::: STUDY MATERIAL
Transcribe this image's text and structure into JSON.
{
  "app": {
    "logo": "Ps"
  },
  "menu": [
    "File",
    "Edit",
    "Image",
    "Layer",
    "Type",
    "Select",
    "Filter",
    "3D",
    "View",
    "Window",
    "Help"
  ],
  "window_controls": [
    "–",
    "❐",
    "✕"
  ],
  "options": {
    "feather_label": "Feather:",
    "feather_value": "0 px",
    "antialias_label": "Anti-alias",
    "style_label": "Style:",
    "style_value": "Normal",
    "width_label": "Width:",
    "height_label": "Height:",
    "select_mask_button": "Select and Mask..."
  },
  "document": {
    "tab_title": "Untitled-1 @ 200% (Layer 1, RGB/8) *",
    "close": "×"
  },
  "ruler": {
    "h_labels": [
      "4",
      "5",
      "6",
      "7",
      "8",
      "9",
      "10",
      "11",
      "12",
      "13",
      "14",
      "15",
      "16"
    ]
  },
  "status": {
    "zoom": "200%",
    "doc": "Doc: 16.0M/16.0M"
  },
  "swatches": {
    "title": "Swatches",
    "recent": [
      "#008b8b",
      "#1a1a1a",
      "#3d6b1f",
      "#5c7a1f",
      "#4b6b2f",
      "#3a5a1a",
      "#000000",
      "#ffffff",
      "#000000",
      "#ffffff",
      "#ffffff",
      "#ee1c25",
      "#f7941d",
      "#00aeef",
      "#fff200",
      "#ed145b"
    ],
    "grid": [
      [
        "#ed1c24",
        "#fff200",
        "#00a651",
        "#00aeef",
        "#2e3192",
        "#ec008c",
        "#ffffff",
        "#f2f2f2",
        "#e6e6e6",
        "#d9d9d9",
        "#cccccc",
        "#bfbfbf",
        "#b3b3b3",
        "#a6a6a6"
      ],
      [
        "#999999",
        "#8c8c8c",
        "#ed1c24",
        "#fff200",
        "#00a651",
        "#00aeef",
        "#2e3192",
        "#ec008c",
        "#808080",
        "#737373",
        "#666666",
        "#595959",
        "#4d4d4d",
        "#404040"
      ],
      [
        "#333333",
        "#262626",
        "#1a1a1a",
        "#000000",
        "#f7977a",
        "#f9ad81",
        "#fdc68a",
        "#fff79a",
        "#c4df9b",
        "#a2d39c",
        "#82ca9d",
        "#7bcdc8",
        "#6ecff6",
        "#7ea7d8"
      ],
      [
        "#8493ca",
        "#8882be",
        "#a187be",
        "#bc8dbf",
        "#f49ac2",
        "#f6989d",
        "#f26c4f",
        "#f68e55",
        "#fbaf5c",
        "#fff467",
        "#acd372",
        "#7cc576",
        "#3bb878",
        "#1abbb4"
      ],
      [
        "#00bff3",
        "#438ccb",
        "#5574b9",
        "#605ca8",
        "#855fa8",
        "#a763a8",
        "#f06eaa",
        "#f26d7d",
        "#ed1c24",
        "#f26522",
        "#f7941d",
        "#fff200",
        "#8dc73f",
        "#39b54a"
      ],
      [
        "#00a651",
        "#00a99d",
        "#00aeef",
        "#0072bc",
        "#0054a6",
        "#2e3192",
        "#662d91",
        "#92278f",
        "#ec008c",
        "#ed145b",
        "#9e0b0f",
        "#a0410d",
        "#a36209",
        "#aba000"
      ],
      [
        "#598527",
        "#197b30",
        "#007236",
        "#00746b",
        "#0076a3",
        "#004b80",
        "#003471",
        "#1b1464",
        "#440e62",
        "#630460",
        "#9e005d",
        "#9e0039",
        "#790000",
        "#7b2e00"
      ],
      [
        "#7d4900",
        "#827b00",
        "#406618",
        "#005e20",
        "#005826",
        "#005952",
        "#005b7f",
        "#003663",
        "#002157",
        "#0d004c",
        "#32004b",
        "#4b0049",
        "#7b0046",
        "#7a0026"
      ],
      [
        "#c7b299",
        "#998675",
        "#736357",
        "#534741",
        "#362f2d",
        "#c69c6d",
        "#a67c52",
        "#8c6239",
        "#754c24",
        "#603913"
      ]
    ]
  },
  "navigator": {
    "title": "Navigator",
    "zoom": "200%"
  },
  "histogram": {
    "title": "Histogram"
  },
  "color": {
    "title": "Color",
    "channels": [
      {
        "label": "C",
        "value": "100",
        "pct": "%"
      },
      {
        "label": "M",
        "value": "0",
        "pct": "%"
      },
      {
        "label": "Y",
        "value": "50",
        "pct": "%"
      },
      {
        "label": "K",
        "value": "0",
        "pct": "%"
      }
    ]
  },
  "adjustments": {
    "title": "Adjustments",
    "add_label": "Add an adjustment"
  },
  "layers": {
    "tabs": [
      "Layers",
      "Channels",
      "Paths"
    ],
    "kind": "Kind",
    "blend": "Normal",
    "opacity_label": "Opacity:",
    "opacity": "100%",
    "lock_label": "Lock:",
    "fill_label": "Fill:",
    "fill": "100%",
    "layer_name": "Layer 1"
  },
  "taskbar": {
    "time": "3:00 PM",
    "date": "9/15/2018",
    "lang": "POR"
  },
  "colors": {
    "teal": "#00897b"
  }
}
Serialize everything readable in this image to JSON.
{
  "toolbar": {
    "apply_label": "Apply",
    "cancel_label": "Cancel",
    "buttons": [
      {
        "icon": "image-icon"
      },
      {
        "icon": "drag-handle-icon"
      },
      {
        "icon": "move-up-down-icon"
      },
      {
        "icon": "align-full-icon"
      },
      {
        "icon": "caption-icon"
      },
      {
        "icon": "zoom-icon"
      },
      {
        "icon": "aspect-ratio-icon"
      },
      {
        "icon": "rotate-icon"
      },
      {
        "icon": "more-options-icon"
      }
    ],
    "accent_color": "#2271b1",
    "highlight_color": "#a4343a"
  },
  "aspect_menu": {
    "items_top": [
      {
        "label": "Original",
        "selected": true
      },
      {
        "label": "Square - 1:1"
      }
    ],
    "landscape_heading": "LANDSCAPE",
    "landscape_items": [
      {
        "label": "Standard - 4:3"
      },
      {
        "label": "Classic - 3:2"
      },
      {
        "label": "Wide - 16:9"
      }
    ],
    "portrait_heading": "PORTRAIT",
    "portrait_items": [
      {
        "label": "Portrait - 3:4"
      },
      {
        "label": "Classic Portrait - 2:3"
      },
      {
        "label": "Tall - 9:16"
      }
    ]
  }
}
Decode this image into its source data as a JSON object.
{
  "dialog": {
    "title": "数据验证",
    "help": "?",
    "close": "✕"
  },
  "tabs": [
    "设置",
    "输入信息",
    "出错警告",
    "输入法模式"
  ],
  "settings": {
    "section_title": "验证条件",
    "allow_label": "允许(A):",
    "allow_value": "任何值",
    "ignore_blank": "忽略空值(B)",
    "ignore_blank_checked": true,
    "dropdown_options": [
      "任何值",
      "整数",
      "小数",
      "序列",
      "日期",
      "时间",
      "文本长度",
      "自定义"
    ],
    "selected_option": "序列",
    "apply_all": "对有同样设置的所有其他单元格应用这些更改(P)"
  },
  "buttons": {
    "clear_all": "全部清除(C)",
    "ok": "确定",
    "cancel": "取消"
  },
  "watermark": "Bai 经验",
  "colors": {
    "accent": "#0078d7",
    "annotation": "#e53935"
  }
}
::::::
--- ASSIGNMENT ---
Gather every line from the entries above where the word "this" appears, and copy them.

--- REPLY ---
Transcribe this image's text and structure into JSON.
Serialize everything readable in this image to JSON.
Decode this image into its source data as a JSON object.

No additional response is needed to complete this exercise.